=== Recorded information ===

▬▬▬▬▬▬▬▬▬▬

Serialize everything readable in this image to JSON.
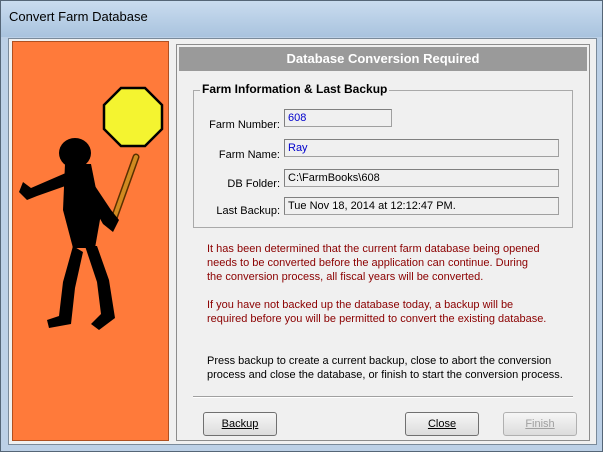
{
  "window": {
    "title": "Convert Farm Database"
  },
  "header": {
    "title": "Database Conversion Required"
  },
  "farm_info": {
    "legend": "Farm Information & Last Backup",
    "fields": [
      {
        "label": "Farm Number:",
        "value": "608"
      },
      {
        "label": "Farm Name:",
        "value": "Ray"
      },
      {
        "label": "DB Folder:",
        "value": "C:\\FarmBooks\\608"
      },
      {
        "label": "Last Backup:",
        "value": "Tue Nov 18, 2014 at 12:12:47 PM."
      }
    ]
  },
  "messages": {
    "conversion": [
      "It has been determined that the current farm database being opened",
      "needs to be converted before the application can continue.  During",
      "the conversion process, all fiscal years will be converted."
    ],
    "backup": [
      "If you have not backed up the database today, a backup will be",
      "required before you will be permitted to convert the existing database."
    ],
    "instructions": [
      "Press backup to create a current backup, close to abort the conversion",
      "process and close the database, or finish to start the conversion process."
    ]
  },
  "buttons": {
    "backup": "Backup",
    "close": "Close",
    "finish": "Finish"
  },
  "colors": {
    "art_background": "#ff7a3a",
    "header_bar": "#9a9a9a",
    "message_red": "#8b0000",
    "value_blue": "#0000cc"
  },
  "art": {
    "icon": "stop-sign-figure"
  }
}
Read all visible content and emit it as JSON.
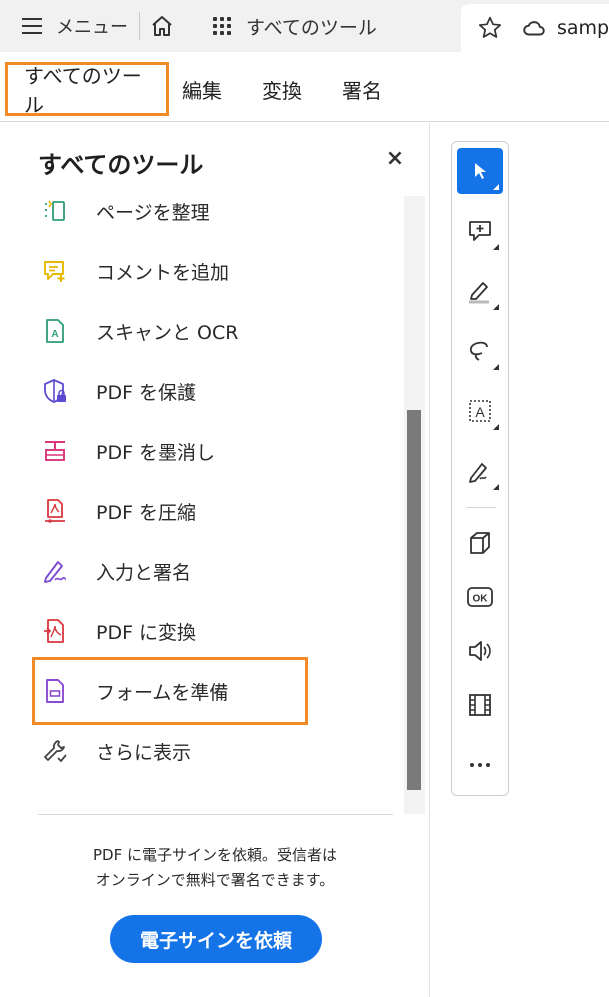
{
  "topbar": {
    "menu_label": "メニュー",
    "tools_label": "すべてのツール",
    "doc_tab_label": "samp"
  },
  "subnav": {
    "tabs": [
      {
        "label": "すべてのツール"
      },
      {
        "label": "編集"
      },
      {
        "label": "変換"
      },
      {
        "label": "署名"
      }
    ]
  },
  "panel": {
    "title": "すべてのツール",
    "close_label": "×",
    "tools": [
      {
        "label": "ページを整理",
        "icon": "organize-pages-icon",
        "color": "#2d9d78"
      },
      {
        "label": "コメントを追加",
        "icon": "add-comment-icon",
        "color": "#e6b800"
      },
      {
        "label": "スキャンと OCR",
        "icon": "scan-ocr-icon",
        "color": "#2d9d78"
      },
      {
        "label": "PDF を保護",
        "icon": "protect-pdf-icon",
        "color": "#5b4bd1"
      },
      {
        "label": "PDF を墨消し",
        "icon": "redact-pdf-icon",
        "color": "#d9367c"
      },
      {
        "label": "PDF を圧縮",
        "icon": "compress-pdf-icon",
        "color": "#d7373f"
      },
      {
        "label": "入力と署名",
        "icon": "fill-sign-icon",
        "color": "#7b4bd1"
      },
      {
        "label": "PDF に変換",
        "icon": "convert-pdf-icon",
        "color": "#d7373f"
      },
      {
        "label": "フォームを準備",
        "icon": "prepare-form-icon",
        "color": "#8a4bd1"
      },
      {
        "label": "さらに表示",
        "icon": "wrench-icon",
        "color": "#444444"
      }
    ],
    "promo_line1": "PDF に電子サインを依頼。受信者は",
    "promo_line2": "オンラインで無料で署名できます。",
    "promo_button": "電子サインを依頼"
  },
  "colors": {
    "accent": "#1473e6",
    "highlight": "#f08a25"
  }
}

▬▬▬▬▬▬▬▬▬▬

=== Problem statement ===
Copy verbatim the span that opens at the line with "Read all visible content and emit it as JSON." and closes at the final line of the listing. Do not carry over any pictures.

=== Answer to the exercise ===
Read all visible content and emit it as JSON.
{
  "topbar": {
    "menu_label": "メニュー",
    "tools_label": "すべてのツール",
    "doc_tab_label": "samp"
  },
  "subnav": {
    "tabs": [
      {
        "label": "すべてのツール"
      },
      {
        "label": "編集"
      },
      {
        "label": "変換"
      },
      {
        "label": "署名"
      }
    ]
  },
  "panel": {
    "title": "すべてのツール",
    "close_label": "×",
    "tools": [
      {
        "label": "ページを整理",
        "icon": "organize-pages-icon",
        "color": "#2d9d78"
      },
      {
        "label": "コメントを追加",
        "icon": "add-comment-icon",
        "color": "#e6b800"
      },
      {
        "label": "スキャンと OCR",
        "icon": "scan-ocr-icon",
        "color": "#2d9d78"
      },
      {
        "label": "PDF を保護",
        "icon": "protect-pdf-icon",
        "color": "#5b4bd1"
      },
      {
        "label": "PDF を墨消し",
        "icon": "redact-pdf-icon",
        "color": "#d9367c"
      },
      {
        "label": "PDF を圧縮",
        "icon": "compress-pdf-icon",
        "color": "#d7373f"
      },
      {
        "label": "入力と署名",
        "icon": "fill-sign-icon",
        "color": "#7b4bd1"
      },
      {
        "label": "PDF に変換",
        "icon": "convert-pdf-icon",
        "color": "#d7373f"
      },
      {
        "label": "フォームを準備",
        "icon": "prepare-form-icon",
        "color": "#8a4bd1"
      },
      {
        "label": "さらに表示",
        "icon": "wrench-icon",
        "color": "#444444"
      }
    ],
    "promo_line1": "PDF に電子サインを依頼。受信者は",
    "promo_line2": "オンラインで無料で署名できます。",
    "promo_button": "電子サインを依頼"
  },
  "colors": {
    "accent": "#1473e6",
    "highlight": "#f08a25"
  }
}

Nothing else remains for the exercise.